"""

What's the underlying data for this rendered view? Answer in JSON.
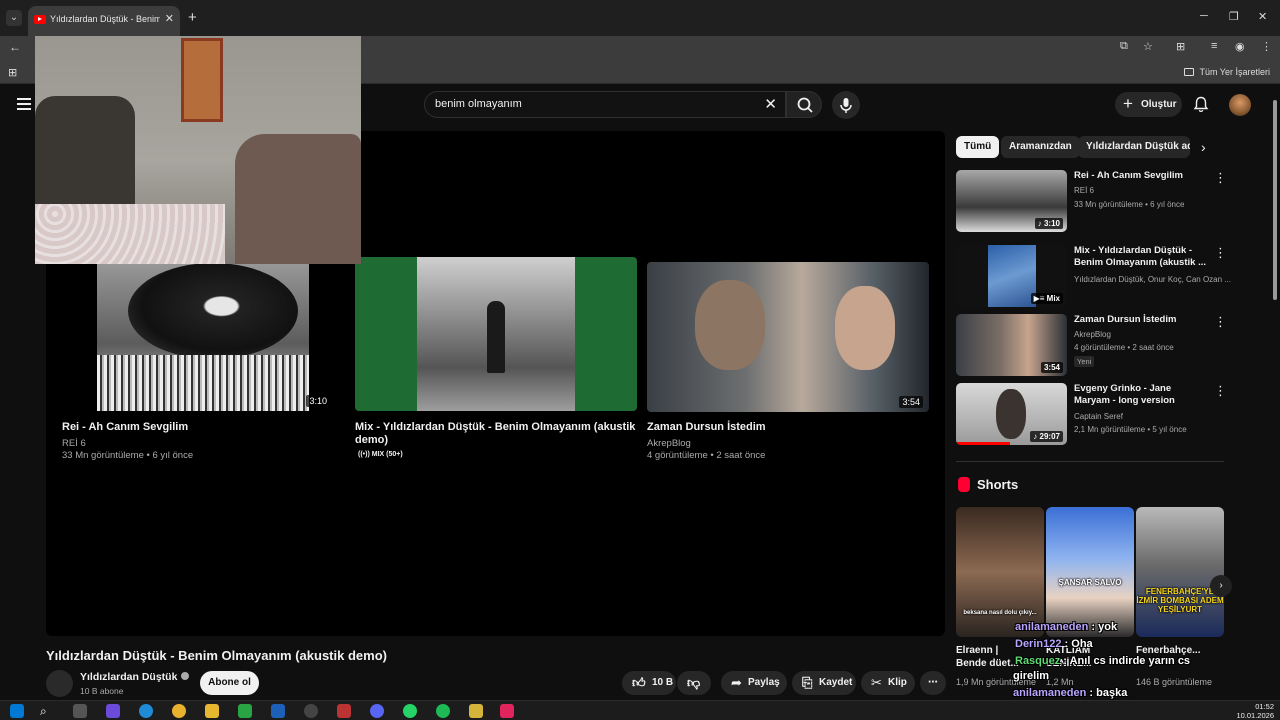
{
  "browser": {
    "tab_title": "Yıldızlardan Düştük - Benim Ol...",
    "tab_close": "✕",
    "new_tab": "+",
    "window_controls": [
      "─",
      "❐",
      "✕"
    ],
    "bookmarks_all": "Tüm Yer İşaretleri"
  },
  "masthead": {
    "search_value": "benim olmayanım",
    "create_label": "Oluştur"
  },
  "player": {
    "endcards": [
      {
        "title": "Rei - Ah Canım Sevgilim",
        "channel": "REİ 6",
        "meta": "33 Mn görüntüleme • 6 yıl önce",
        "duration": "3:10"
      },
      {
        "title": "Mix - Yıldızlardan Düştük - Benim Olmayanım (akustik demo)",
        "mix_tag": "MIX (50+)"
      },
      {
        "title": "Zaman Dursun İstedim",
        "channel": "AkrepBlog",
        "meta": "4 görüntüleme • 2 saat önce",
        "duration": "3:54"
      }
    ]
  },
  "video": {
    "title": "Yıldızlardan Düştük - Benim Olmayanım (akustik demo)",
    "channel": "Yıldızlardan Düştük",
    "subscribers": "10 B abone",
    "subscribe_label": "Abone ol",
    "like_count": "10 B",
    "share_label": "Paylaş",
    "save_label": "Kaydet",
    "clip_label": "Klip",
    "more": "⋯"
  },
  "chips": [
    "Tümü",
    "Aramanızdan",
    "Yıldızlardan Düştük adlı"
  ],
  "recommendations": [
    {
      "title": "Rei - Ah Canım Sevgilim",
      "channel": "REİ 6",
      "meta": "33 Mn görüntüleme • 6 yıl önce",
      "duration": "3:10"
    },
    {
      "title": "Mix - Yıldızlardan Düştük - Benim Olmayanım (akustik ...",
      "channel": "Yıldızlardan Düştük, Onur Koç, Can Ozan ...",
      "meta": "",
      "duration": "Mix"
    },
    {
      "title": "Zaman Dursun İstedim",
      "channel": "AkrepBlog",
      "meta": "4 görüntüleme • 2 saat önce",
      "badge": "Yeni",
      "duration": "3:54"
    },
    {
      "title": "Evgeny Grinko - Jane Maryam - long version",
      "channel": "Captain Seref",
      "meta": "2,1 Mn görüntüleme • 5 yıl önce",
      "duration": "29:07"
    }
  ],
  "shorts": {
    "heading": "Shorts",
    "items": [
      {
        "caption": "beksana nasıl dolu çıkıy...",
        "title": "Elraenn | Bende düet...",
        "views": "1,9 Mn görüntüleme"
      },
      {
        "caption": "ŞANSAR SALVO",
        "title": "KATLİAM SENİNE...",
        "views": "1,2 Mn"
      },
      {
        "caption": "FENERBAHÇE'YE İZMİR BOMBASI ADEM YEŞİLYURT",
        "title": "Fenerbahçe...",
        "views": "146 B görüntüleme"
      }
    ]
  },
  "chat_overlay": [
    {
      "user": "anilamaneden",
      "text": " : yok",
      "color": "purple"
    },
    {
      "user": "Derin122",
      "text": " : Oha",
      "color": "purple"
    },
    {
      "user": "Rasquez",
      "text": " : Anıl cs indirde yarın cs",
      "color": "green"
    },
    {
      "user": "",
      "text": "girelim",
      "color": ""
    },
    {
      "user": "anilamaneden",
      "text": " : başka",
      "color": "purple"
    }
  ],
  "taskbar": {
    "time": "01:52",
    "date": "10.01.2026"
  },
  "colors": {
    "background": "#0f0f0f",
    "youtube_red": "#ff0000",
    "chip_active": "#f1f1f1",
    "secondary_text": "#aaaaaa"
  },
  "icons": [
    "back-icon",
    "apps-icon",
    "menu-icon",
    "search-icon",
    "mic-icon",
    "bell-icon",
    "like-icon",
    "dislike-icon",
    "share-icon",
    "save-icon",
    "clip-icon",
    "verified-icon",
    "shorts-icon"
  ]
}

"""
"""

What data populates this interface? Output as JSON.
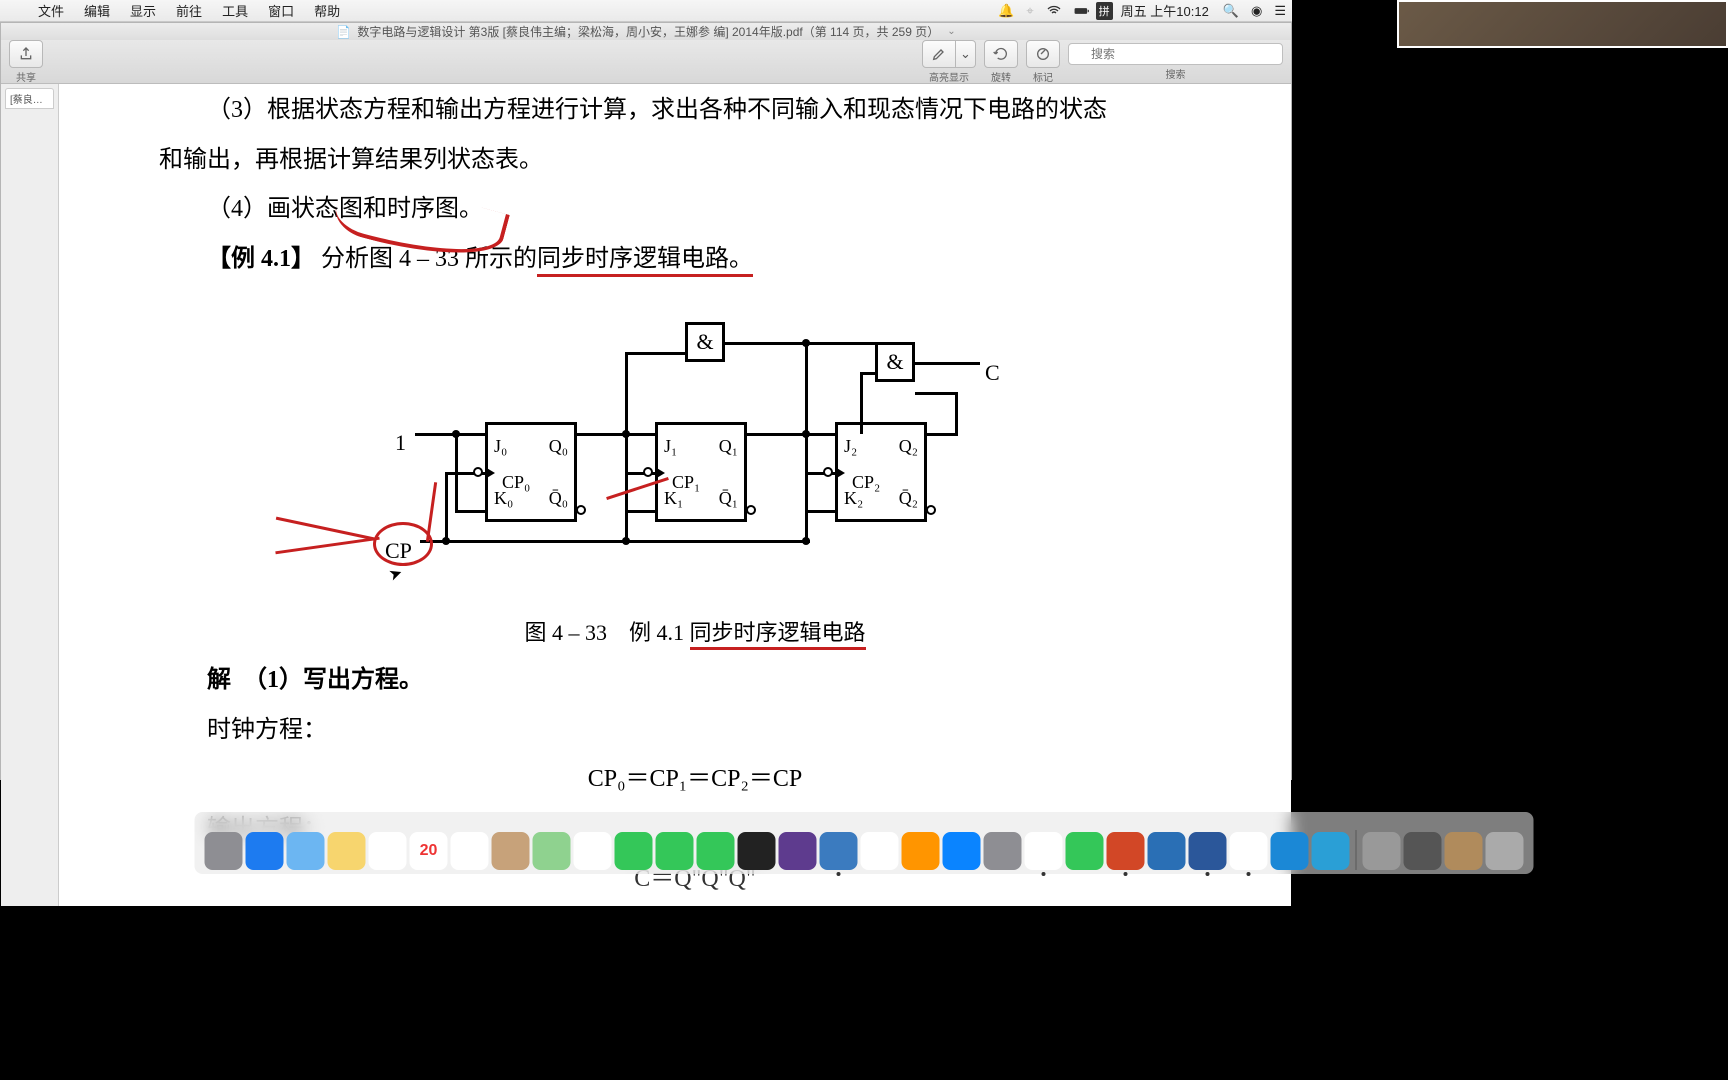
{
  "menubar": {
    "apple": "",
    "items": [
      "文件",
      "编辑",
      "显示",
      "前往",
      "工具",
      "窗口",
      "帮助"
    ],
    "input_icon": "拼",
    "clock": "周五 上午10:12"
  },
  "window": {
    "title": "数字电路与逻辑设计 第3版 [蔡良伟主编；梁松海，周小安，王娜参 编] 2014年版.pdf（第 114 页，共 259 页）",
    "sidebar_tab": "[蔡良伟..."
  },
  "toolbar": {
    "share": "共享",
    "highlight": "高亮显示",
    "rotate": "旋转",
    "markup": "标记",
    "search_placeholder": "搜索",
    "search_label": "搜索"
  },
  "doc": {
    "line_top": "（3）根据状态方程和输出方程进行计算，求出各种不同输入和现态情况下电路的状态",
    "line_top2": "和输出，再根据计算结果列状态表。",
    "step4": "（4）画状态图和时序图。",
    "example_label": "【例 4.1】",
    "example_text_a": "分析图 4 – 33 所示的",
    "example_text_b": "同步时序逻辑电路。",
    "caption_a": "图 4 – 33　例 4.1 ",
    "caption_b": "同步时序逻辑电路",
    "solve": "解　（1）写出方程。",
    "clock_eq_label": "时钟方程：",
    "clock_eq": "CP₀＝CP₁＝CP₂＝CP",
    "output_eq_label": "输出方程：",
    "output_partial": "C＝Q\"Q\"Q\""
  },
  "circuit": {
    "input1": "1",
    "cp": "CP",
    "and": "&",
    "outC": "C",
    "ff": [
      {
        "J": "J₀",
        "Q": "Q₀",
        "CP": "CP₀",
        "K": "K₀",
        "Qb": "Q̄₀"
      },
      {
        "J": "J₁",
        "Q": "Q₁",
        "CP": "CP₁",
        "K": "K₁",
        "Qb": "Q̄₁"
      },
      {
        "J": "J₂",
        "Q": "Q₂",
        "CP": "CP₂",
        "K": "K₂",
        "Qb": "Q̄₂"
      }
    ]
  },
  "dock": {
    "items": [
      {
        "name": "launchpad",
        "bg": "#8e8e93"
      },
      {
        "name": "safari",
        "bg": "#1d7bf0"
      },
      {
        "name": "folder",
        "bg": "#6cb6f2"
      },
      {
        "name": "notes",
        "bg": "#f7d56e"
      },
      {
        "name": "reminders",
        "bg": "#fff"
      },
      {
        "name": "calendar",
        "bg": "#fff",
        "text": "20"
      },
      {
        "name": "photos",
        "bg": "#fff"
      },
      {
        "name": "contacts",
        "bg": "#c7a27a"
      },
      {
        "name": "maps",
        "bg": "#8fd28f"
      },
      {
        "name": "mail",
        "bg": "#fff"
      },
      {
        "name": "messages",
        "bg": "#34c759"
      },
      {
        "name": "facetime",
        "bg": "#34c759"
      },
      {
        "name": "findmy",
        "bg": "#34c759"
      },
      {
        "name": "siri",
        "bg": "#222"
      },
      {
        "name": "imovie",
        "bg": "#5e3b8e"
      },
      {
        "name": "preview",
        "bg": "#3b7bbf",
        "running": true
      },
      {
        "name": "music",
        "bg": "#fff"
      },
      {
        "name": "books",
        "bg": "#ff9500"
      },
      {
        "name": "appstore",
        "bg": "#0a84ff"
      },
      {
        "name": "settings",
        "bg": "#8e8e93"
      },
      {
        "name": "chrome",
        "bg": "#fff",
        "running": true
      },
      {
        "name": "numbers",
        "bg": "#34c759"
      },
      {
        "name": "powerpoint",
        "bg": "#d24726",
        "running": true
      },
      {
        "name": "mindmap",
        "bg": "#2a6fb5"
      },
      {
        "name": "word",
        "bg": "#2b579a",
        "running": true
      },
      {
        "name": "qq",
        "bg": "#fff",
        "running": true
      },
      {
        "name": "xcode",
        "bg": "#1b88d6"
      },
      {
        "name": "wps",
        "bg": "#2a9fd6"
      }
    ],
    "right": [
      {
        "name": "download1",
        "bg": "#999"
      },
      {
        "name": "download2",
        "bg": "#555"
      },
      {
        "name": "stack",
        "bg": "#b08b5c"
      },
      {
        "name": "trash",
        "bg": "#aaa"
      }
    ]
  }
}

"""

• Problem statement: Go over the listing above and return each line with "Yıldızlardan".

• Written solution:
    "tab_title": "Yıldızlardan Düştük - Benim Ol...",
        "title": "Mix - Yıldızlardan Düştük - Benim Olmayanım (akustik demo)",
    "title": "Yıldızlardan Düştük - Benim Olmayanım (akustik demo)",
    "channel": "Yıldızlardan Düştük",
    "Yıldızlardan Düştük adlı"
      "title": "Mix - Yıldızlardan Düştük - Benim Olmayanım (akustik ...",
      "channel": "Yıldızlardan Düştük, Onur Koç, Can Ozan ...",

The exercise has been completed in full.